**Requirement**
Tally every line of the records below that includes "play", and reply with the total alone.
*** Block opens ***
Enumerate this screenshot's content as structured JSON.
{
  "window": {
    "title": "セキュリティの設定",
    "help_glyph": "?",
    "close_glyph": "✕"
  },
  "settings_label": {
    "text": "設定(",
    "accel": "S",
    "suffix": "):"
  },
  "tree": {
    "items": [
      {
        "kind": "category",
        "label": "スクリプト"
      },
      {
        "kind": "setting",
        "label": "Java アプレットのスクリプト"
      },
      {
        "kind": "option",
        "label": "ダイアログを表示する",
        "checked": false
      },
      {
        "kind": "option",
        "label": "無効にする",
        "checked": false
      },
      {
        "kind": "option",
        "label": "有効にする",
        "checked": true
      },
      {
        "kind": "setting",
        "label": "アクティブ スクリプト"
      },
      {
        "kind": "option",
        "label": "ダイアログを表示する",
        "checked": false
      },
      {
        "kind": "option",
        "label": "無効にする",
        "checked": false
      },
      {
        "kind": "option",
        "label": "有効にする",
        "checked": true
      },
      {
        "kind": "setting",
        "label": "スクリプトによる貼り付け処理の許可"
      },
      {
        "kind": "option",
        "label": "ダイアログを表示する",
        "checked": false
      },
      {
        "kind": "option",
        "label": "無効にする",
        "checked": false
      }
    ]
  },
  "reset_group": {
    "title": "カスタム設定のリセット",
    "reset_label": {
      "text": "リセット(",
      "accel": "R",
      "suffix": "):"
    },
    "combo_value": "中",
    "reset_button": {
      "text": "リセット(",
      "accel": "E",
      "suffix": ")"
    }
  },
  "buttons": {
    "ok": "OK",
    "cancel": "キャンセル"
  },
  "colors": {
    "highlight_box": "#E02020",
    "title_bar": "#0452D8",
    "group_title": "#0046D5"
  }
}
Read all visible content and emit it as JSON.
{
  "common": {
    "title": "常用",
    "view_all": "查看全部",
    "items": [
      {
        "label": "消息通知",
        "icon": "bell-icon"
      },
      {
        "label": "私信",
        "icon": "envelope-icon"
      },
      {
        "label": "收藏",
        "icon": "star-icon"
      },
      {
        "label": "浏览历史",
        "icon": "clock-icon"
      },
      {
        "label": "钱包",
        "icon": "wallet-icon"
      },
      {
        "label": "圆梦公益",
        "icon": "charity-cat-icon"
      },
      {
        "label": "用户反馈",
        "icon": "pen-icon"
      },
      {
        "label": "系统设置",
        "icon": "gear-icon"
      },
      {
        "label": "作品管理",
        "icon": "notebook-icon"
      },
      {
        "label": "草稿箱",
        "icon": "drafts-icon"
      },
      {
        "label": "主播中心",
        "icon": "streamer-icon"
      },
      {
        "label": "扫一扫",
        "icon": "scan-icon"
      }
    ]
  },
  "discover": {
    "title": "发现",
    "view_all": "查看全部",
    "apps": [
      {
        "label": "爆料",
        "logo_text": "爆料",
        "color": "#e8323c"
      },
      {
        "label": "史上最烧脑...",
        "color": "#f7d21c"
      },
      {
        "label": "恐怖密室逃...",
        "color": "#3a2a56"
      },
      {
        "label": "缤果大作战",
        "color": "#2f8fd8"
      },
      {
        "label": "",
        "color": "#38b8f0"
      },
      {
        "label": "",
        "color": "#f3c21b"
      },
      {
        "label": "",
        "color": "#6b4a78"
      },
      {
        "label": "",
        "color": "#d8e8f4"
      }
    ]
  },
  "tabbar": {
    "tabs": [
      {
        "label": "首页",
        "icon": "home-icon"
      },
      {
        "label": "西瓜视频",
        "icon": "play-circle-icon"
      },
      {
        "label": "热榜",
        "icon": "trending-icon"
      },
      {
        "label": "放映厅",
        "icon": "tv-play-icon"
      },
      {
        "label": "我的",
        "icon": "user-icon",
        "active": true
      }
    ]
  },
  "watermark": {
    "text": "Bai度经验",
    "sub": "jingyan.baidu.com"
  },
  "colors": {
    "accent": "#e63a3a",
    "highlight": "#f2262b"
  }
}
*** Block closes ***
**Solution for this exercise**
2